The key, Tuckner says, is to “document, document, document,” even if you expect your boss to do the right thing. “It’s all about trust but verify.” Then, if you experience sexist comments or behavior — or feel you’re being pushed aside under the assumption you’re less committed to the work because you’re expecting — speak up to your boss and HR, Tuckner says. Keep that in writing, too. “For most women suffering pregnancy discrimination while they’re still employed, the goal is to not have a case — the goal is to document the differential treatment as it’s happening so that the company has the opportunity to rectify the discriminatory treatment, and if they do not, the next best resolution is to negotiate a separation from the company with severance,” Tuckner explains.
Advocates say a broad cultural shift is also needed. As long as women are seen as primarily responsible for taking care of the kids, they’ll be seen as less committed at the office. Men need to step up and take on an equal share, Collins says, and employers need to “abandon this outdated notion that women are the only workers with family responsibilities.”
Further, caring for children, and, in some cases, aging parents, directly conflicts with America’s always-on work culture. “Being an ‘ideal worker’ in the U.S. means showing undivided, extreme commitment to one’s employer: a full allegiance of time, energy, and dedication. Any external responsibilities detract from this image. Women’s unequal burden for housework and caregiving mean we assume women and mothers are categorically unable to be ‘ideal workers’ on the job,” Collins says. Harris made the same argument on the debate stage: “What we are seeing in America today is the burden principally falls on women to do that work.”
New legislation is placing the burden to fix this on women, as well. The Pregnant Workers Fairness Act, introduced in Congress in 2017, would require employers to make reasonable accommodations for women before and after giving birth and protect them from retaliation or intimidation if they request those accommodations. It would also make the process more interactive, requiring employees and employers to talk about those needs. So, more protections could be on the horizon for women — as long as they demand them, kicking off difficult conversations with their bosses that, at present, don't always go so well.
“Just because ‘fired for being pregnant’ isn’t written on the pink slip, it doesn’t mean employers don’t base decisions on pregnancy status,” Horvath says.
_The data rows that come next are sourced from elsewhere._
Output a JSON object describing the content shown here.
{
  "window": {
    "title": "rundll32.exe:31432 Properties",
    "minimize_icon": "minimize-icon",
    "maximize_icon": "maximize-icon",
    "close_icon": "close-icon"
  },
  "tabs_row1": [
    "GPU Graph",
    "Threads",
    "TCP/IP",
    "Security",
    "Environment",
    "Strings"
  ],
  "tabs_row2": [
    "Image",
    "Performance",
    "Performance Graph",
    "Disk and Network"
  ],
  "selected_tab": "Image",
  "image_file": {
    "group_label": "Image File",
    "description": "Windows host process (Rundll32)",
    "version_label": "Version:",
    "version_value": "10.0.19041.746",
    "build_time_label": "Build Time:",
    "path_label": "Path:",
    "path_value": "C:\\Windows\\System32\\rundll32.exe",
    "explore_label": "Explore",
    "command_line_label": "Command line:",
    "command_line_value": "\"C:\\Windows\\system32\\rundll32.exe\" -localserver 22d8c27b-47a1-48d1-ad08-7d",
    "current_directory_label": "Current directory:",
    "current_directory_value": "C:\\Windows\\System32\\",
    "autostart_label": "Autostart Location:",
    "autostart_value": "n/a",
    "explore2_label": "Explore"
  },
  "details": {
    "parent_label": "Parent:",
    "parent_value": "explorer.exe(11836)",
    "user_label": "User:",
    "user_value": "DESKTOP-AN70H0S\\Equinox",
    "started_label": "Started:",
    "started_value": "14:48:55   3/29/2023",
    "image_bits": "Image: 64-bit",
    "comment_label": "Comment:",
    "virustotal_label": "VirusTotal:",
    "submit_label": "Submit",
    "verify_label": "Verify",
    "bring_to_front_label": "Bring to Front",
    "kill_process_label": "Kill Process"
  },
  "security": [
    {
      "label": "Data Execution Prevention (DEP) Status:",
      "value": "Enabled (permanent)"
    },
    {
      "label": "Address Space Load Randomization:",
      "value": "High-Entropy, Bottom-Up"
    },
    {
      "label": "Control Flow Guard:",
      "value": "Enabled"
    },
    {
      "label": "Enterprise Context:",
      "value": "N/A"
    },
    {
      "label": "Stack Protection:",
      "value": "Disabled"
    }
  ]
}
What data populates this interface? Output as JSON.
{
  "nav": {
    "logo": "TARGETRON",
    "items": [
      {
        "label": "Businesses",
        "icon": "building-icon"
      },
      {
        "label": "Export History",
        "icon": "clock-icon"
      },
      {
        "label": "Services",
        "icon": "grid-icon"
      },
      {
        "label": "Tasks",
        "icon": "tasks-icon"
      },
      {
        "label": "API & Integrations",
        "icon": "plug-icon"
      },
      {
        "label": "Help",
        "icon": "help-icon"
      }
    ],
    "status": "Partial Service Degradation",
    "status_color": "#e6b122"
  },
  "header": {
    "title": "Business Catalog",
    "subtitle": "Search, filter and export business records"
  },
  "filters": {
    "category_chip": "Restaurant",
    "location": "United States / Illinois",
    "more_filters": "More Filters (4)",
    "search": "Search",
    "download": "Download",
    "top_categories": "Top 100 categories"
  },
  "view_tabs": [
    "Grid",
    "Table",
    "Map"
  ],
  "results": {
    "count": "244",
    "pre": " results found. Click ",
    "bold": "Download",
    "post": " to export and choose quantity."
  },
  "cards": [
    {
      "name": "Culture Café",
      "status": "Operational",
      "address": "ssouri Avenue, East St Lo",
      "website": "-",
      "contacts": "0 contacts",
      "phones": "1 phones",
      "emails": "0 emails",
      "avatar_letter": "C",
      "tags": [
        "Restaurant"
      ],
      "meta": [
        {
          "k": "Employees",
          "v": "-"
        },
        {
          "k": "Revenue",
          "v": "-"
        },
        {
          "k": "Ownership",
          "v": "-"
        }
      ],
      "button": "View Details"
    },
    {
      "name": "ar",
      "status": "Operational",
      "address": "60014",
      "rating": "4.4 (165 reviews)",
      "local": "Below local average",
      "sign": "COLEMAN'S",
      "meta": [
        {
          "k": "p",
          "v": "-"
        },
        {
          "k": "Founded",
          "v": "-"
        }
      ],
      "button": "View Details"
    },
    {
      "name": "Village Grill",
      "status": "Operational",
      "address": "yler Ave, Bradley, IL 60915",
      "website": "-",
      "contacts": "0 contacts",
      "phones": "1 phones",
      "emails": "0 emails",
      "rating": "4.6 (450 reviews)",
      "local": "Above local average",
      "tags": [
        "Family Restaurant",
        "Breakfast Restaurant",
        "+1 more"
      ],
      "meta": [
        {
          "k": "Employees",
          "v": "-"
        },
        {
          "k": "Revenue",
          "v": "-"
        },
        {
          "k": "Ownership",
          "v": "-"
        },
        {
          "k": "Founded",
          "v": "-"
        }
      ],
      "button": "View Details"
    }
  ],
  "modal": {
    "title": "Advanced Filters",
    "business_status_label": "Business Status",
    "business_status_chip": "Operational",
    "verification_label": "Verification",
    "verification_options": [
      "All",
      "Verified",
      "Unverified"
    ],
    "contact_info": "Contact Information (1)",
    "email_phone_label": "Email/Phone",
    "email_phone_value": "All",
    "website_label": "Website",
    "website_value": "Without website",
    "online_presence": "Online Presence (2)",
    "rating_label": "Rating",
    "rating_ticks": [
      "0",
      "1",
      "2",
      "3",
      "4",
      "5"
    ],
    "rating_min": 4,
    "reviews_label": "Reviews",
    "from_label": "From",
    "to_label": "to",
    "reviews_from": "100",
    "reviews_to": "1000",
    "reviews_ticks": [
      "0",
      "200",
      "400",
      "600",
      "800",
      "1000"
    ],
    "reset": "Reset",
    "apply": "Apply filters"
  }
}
And the outpouring of stories after Elizabeth Warren shared her experience backs that up. Tuckner adds that the vast majority of pregnancy discrimination cases end up settling out of court, and, when they do go to trial, women are increasingly winning thanks to new laws and better protections. Still, because the burden falls to a woman to pursue legal action in the first place, many never get as far an attorney’s office. “There’s also very little enforcement and accountability, because it costs time and money to pursue these cases. The people who are the most harmed are the ones who have the least access to the resources they would need to make a case against their employers,” Horvath says.
In the end, that’s exactly what it comes down to: resources, and who exactly is entitled to them. As Warren said in Wednesday’s debate when asked about states seeking to limit abortion access: Women’s rights are human rights — and they’re also economic rights.
Having children is expensive, but motherhood shouldn’t also cost women their careers.